## TRY IT
For each line below that contains the word "kind", make a copy.

## INFORMATION SHOWN
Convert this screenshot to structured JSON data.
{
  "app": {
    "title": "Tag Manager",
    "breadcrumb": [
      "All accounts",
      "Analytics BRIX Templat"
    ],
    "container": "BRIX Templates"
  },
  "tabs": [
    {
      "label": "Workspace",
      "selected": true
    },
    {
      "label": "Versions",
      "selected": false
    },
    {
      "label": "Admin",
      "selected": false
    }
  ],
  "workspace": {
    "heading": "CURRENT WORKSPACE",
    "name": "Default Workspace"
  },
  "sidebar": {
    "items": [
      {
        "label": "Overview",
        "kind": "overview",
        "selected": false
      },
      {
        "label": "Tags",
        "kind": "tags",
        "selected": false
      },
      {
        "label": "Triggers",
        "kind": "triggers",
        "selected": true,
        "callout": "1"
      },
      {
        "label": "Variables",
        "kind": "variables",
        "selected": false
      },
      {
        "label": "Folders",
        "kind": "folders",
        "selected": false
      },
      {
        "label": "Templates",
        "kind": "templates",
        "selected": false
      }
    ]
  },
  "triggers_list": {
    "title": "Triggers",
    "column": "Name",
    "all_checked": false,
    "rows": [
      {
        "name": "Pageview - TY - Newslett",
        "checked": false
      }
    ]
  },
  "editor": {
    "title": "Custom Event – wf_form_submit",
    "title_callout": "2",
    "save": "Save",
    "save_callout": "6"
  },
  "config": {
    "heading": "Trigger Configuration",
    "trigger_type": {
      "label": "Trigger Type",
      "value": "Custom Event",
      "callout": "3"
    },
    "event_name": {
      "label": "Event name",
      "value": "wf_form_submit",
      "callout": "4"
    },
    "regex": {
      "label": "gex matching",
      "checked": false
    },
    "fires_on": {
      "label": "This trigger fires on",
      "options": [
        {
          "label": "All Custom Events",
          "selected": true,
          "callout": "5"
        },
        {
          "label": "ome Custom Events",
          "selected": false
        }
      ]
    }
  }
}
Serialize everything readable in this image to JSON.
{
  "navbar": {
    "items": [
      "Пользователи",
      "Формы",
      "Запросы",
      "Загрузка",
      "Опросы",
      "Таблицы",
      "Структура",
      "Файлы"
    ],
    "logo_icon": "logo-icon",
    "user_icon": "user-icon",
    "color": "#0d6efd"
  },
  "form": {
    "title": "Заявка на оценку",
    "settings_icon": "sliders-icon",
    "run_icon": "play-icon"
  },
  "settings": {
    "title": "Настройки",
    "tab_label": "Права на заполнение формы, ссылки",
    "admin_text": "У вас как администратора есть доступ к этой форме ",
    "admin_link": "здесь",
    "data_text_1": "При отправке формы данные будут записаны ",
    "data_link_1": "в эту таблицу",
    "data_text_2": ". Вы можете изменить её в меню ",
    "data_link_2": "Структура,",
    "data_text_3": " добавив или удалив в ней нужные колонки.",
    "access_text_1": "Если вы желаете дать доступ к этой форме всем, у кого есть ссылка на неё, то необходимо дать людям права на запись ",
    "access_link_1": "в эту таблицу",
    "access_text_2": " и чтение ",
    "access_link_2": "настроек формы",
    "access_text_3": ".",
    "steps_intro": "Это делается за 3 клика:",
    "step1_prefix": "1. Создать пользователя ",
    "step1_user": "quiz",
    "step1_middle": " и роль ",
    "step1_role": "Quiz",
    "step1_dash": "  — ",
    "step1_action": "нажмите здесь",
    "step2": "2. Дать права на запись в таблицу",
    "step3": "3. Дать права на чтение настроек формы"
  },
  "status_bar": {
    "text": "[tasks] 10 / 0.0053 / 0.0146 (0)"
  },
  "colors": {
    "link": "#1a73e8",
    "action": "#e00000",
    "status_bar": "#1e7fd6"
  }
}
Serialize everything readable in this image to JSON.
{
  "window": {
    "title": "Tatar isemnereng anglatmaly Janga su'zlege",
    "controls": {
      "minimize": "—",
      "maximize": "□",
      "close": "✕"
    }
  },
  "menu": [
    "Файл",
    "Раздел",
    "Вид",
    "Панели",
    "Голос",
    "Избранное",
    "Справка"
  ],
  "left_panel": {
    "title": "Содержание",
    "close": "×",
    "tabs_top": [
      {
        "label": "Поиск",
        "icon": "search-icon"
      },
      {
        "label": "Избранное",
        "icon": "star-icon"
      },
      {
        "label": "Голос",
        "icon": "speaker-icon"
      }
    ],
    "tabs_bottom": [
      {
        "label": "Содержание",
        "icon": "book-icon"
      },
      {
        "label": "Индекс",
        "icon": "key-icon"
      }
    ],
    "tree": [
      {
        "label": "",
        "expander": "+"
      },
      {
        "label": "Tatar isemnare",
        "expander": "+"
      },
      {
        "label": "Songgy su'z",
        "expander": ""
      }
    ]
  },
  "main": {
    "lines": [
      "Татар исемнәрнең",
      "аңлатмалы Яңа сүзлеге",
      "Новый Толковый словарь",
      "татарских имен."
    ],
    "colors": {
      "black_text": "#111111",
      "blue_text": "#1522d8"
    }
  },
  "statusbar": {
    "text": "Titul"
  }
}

## RESPONSE TO THE TASK
        "kind": "overview",
        "kind": "tags",
        "kind": "triggers",
        "kind": "variables",
        "kind": "folders",
        "kind": "templates",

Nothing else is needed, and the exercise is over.